An international brewing company that uses a red-and-orange “#9” mark on one of its brands is suing Lexington, Ky. craft brewer West Sixth Brewing Co., which uses a black-and-green “6.” “If it was on a coaster, and the person across the table was colorblind and fairly stupid, I suppose there might be some initial confusion. … there might be a problem if somebody is holding their beer upside down.” [Lowering the Bar; Kentucky.com]
A Covington, Ky. man escaped jail time on a disorderly conduct charge after falsely yelling “bingo” in a room of bingo players.
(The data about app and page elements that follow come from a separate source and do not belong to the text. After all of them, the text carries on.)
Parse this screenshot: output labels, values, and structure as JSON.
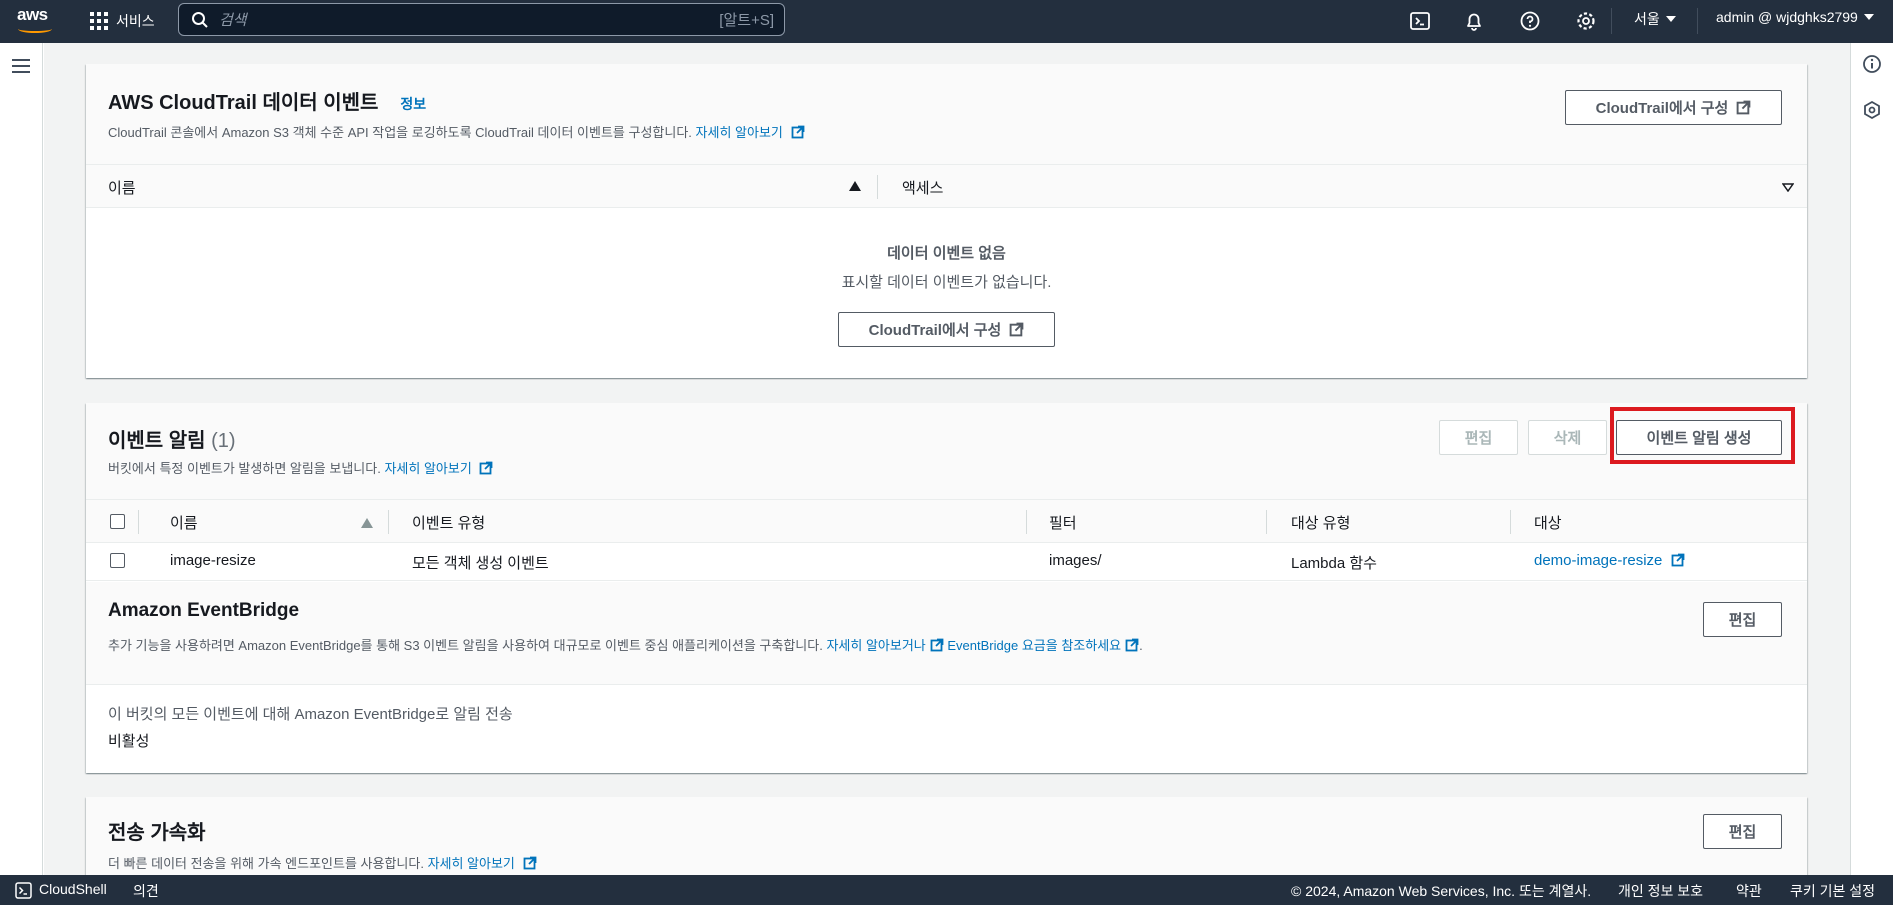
{
  "topnav": {
    "logo_text": "aws",
    "services_label": "서비스",
    "search_placeholder": "검색",
    "search_shortcut": "[알트+S]",
    "icons": [
      "cloudshell-icon",
      "bell-icon",
      "help-icon",
      "settings-icon"
    ],
    "region": "서울",
    "account": "admin @ wjdghks2799"
  },
  "cloudtrail": {
    "title": "AWS CloudTrail 데이터 이벤트",
    "info": "정보",
    "desc": "CloudTrail 콘솔에서 Amazon S3 객체 수준 API 작업을 로깅하도록 CloudTrail 데이터 이벤트를 구성합니다.",
    "learn_more": "자세히 알아보기",
    "config_button": "CloudTrail에서 구성",
    "columns": [
      "이름",
      "액세스"
    ],
    "empty_title": "데이터 이벤트 없음",
    "empty_desc": "표시할 데이터 이벤트가 없습니다.",
    "empty_button": "CloudTrail에서 구성"
  },
  "event_notifications": {
    "title": "이벤트 알림",
    "count": "(1)",
    "desc": "버킷에서 특정 이벤트가 발생하면 알림을 보냅니다.",
    "learn_more": "자세히 알아보기",
    "edit_button": "편집",
    "delete_button": "삭제",
    "create_button": "이벤트 알림 생성",
    "columns": [
      "이름",
      "이벤트 유형",
      "필터",
      "대상 유형",
      "대상"
    ],
    "rows": [
      {
        "name": "image-resize",
        "event_type": "모든 객체 생성 이벤트",
        "filter": "images/",
        "dest_type": "Lambda 함수",
        "dest": "demo-image-resize"
      }
    ]
  },
  "eventbridge": {
    "title": "Amazon EventBridge",
    "desc": "추가 기능을 사용하려면 Amazon EventBridge를 통해 S3 이벤트 알림을 사용하여 대규모로 이벤트 중심 애플리케이션을 구축합니다.",
    "learn_more": "자세히 알아보거나",
    "pricing_link": "EventBridge 요금을 참조하세요",
    "period": ".",
    "edit_button": "편집",
    "field_label": "이 버킷의 모든 이벤트에 대해 Amazon EventBridge로 알림 전송",
    "field_value": "비활성"
  },
  "transfer_accel": {
    "title": "전송 가속화",
    "desc": "더 빠른 데이터 전송을 위해 가속 엔드포인트를 사용합니다.",
    "learn_more": "자세히 알아보기",
    "edit_button": "편집"
  },
  "footer": {
    "cloudshell": "CloudShell",
    "feedback": "의견",
    "copyright": "© 2024, Amazon Web Services, Inc. 또는 계열사.",
    "privacy": "개인 정보 보호",
    "terms": "약관",
    "cookies": "쿠키 기본 설정"
  },
  "colors": {
    "nav_bg": "#232f3e",
    "link": "#0073bb",
    "highlight": "#dc1a1f",
    "accent": "#ff9900"
  }
}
The arresting officer compared the offense to falsely yelling “fire” in a theater. [NKY.com, David Frum, Daily Beast (“You Can’t Yell ‘Bingo’ Around a Bunch of Old People and Not Expect to Be Arrested”)]
A t-shirt company declined to print message shirts for the Lexington, Ky. gay rights organization, explaining that to do so would be contrary to its beliefs. The group proceeded to file a complaint with the Lexington Human Rights Commission, which says it intends to apply subpoena power and that the t-shirt printer faces fines under a city ordinance if found to have “discriminated.” [Eugene Volokh, Bruce MacQuain/QandO]
The College Sports Council has recent reports from New York City, where both boys’ and girls’ squads have been sidelined following a New York Civil Liberties Union (NYCLU) suit over fall vs. spring scheduling (related earlier here, here, and here), and Kentucky, where quotas have prevented formation of a boys’ team.